A manger is a crib or feeding trough where food or water for animals is placed.
All our lives we have envisioned the Christmas manger being made of wood. But in the Near East almost all the mangers that have been uncovered were carved from natural rock. David Padfield took the above left photograph at Megiddo where this manger was used in the stables of King Ahab.
According to archeologist Jeffrey Chadwick, archeologists have found several limestone mangers in Israel (limestone was abundant there). They were usually block-like in shape: 12”- 15” tall for sheep and goats, and 24”- 30” tall for donkeys and cattle. There was a shallow basin in the top of the trough that was about 6” – 8” deep with a flat or concave bottom.
Mangers were located in stables, in caves, off courtyards, and in the lower level of houses where animals were kept.

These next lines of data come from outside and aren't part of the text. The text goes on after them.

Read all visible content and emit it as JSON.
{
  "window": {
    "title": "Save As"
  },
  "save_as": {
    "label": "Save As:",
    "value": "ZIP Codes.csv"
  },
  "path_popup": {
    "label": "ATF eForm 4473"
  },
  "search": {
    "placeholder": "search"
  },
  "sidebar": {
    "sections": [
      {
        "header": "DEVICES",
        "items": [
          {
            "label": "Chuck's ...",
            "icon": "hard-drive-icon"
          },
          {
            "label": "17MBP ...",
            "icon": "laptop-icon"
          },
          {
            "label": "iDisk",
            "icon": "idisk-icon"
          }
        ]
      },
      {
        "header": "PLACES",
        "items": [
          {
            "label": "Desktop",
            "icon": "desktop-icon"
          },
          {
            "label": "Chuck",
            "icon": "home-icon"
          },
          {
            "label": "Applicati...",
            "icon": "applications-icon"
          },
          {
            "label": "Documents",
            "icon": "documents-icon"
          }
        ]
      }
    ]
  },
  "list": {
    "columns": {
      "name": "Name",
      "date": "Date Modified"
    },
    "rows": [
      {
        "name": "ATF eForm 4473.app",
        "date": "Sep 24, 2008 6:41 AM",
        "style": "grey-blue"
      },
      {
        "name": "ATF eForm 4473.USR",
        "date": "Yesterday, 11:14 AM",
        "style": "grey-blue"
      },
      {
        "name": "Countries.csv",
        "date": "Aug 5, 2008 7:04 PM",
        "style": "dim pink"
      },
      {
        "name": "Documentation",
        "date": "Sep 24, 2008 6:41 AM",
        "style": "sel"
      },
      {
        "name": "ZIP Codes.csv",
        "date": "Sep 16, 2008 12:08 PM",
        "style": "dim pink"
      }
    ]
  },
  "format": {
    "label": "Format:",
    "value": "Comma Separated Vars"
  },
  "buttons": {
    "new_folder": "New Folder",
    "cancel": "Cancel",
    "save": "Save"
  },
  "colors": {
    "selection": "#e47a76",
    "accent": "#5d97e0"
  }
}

Most important though, regardless of what the manger or stable was constructed of or even how we display our treasured nativity sets, is the fact that God the Father, out of love for us, sent His Son to be our Savior. And that He came from the majesty of heaven to our lowly earth, into the lowliest of circumstances so all people of every class could realize that He came for each of us, no matter our status.